Federal Reserve board nominee withdraws, blasts confirmation process

Peter Diamond, who Obama has nominated three times for the Federal Reserve board of governors, decided to withdraw amid strong Republican opposition to his nomination.

Diamond sharply criticized opponents of his nomination in a New York Times op-ed that argued Sen. Richard Shelby (R-Ala.) and others did not understand the link between unemployment and monetary policy. 

“We should all worry about how distorted the confirmation process has become, and how little understanding of monetary policy there is among some of those responsible for its congressional oversight,” wrote Diamond, who won the Nobel Prize in October for his work on the labor market. “We need to preserve the independence of the Fed from efforts to politicize monetary policy and to limit the Fed’s ability to regulate financial firms.”

For his part, Shelby, the ranking member on the Senate Banking Committee, responded to Diamond’s move by calling on the president to nominate someone who could gain support from both parties.

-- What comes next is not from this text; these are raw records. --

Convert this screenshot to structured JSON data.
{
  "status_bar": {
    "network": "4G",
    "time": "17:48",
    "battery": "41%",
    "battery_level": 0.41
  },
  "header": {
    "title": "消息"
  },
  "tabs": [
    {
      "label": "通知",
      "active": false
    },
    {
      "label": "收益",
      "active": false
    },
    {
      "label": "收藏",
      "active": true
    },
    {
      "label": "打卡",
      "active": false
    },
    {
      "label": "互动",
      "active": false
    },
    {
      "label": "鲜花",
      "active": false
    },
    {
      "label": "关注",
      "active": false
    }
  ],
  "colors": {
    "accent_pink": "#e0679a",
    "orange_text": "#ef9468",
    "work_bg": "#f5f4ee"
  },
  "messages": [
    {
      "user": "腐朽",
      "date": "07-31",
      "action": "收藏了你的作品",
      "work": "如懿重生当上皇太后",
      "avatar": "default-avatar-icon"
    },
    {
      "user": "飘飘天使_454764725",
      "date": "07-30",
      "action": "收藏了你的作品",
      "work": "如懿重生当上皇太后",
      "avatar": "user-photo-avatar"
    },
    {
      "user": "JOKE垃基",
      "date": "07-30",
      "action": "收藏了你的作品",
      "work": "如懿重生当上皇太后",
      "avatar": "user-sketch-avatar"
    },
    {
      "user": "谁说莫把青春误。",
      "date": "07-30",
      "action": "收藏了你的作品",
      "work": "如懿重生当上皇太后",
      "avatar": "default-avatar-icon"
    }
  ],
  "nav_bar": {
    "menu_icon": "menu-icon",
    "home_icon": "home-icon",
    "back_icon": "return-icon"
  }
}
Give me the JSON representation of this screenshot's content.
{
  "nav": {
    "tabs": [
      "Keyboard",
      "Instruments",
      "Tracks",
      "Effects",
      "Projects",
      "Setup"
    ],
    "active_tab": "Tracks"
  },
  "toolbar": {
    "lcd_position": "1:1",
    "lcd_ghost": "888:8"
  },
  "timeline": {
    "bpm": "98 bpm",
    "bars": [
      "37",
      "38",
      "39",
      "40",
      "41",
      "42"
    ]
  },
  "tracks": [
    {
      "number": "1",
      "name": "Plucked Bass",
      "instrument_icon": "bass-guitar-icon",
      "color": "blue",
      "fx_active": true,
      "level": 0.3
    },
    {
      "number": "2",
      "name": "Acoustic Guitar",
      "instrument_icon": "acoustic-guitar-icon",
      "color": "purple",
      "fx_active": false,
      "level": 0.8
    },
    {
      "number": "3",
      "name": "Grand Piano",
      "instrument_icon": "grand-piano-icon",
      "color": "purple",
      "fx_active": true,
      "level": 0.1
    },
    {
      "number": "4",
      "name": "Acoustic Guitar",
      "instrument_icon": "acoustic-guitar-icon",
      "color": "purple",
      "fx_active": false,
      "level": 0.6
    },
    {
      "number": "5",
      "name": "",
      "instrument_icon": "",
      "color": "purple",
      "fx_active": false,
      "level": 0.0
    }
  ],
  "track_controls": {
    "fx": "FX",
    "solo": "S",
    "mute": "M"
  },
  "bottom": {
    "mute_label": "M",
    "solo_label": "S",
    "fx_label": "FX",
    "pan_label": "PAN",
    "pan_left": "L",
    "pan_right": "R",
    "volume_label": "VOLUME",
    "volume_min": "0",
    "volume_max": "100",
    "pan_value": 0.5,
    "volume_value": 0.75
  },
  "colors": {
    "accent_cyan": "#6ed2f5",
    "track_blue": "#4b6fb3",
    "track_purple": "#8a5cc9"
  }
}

“It would be my hope that the president will not seek to pack the Fed with those who will use the institution to finance his profligate spending and agenda,” the Alabama senator said in a statement, according to news reports.


Diamond’s nomination was approved by Senate Banking for a third time last month, on a party line 12-10 vote. The Massachusetts Institute of Technology professor was first nominated for the Fed board in the 111th Congress. 

Shelby has long been skeptical that Diamond has the requisite experience for the Fed board, and has derided what he called Diamond’s “big government" views.

But in his op-ed, Diamond argues that “understanding the labor market — and the process by which workers and jobs come together and separate — is critical to devising an effective monetary policy.”